House Transportation and Infrastructure Committee Chairman John Mica and Members of the committee unveiled the American Energy an Infrastructure Jobs Act yesterday.

I would like to think contractors, subs, agencies,equipment dealerships and OEMs are excited and getting ready to move quickly if this bill can become a reality. After some years of flatlining it has the power to provide a very sharp up-shift in activity.

“This legislation may be the most important jobs measure to pass Congress this year,” Mica said.

“The American Energy & Infrastructure Jobs Act is the largest transportation reform bill since the creation of the Interstate Highway System in 1956,” said Mica. “This is a five-year bill that reforms our federal transportation programs, cuts the red tape and bureaucracy that delays projects across the country, gives states more flexibility to determine their most critical infrastructure needs, provides states with the long-term stability to undertake major improvements, and encourages private sector participation in helping to finance transportation projects.”

Mica also noted that the new legislation contains no earmarks. The previous long-term law authorizing federal surface transportation programs, known as SAFETEA-LU, contained over 6,300 earmarks. That law expired in September 2009. Since then, Congress has passed eight short-term extensions. Each party blames the other for the extensions.No surprise there.

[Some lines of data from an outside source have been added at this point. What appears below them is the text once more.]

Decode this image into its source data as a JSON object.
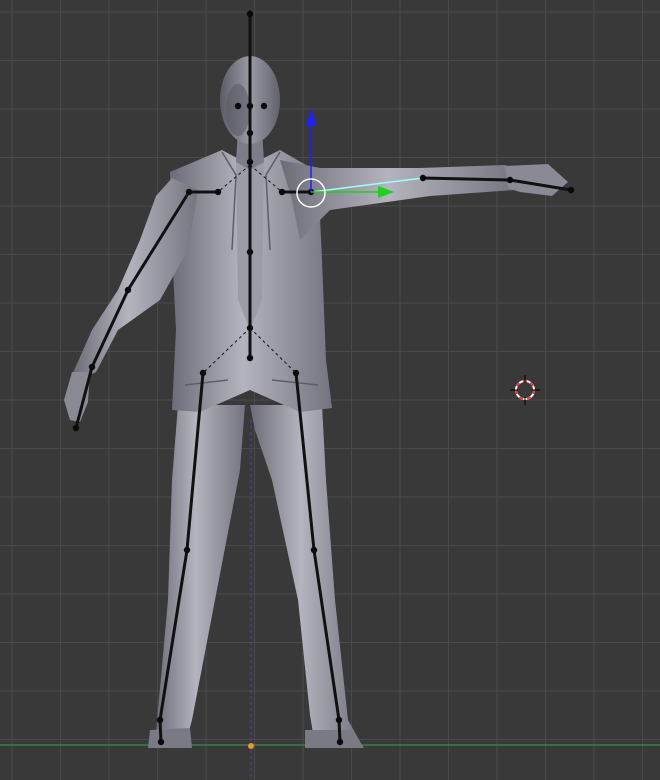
{
  "viewport": {
    "background_color": "#393939",
    "grid_color": "#4a4a4a",
    "floor_line_color": "#3fa048",
    "vertical_axis_color": "#4a4aa8",
    "origin_color": "#e8943a"
  },
  "model": {
    "body_color": "#8e8e98",
    "body_shade_color": "#6c6c78",
    "highlight_color": "#b4b4be"
  },
  "armature": {
    "bone_color": "#111111",
    "selected_bone_color": "#9ffcff",
    "joint_color": "#0a0a0a"
  },
  "manipulator": {
    "z_axis_color": "#1f1fff",
    "y_axis_color": "#1fcf1f",
    "ring_color": "#ffffff"
  },
  "cursor_3d": {
    "ring_color_a": "#ff3030",
    "ring_color_b": "#ffffff",
    "crosshair_color": "#000000"
  }
}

There are not a whole lot of surprises in the bill, it contains what we expected after it’s arrival was announced last week. The reforms are impressive, and fortunately the Senate has at least agreed that reforms such as these are needed and should be implemented. On money and bill length of course House and Senate are at odds.The most important immediate question is whether we will see some steady progress in the movement of this bill in the House (and it appears this might be the case) and then a bicameral effort to turn two visions of reauthorization into one.

It remains the case that transportation infrastructure is the most doable bipartisan project in Washington. Even an old-fashioned cynic like me can see than in an election year its not a bad thing for both sides to be able to point to at least one major piece of legislation, one breakthrough, one influential act of progress, in which they can claim to have put party bickering aside for the good of the country.

But even with some bipartisan effort, timing is a factor. It is an election year, and the shrinking distance between passing a bill and the November vote becomes an important variable. We need some fairly rapid joint action if we are to get a bill passed this year. And of the course the man who must sign it is one the November candidates, another variable.

The Committee is scheduled to begin consideration of the transportation reauthorization portion of the bill tomorrow

In his summary of the bill,  Mica outlined the transportation reauthorization and reform provisions:

• Authorize approximately $260 billion over five years to fund federal highway, transit and safety programs, consistent with current funding levels

• Provide long-term stability for states to undertake major infrastructure projects

• Contain no earmarks, compared to the previous transportation law which contained over 6,300 earmarks

• Consolidate or eliminate nearly 70 federal programs

• Eliminate mandates that states spend highway funding on non-highway activities

• Allow states to set their own transportation priorities

• Delegate more project approval authority to states

• Condense deadlines for federal agency project approvals

• Accelerate the approval process for projects in an existing right-of-way

• Encourage states to partner with the private sector to finance and build projects

• Streamline the project delivery process and reduces regulatory burdens for rail projects

• Call for the funds collected for the improvement of the nation’s harbors to be invested for that purpose

• Ensure the safe, efficient transportation of hazardous materials in a manner that does not impose unnecessary burdens on the flow of commerce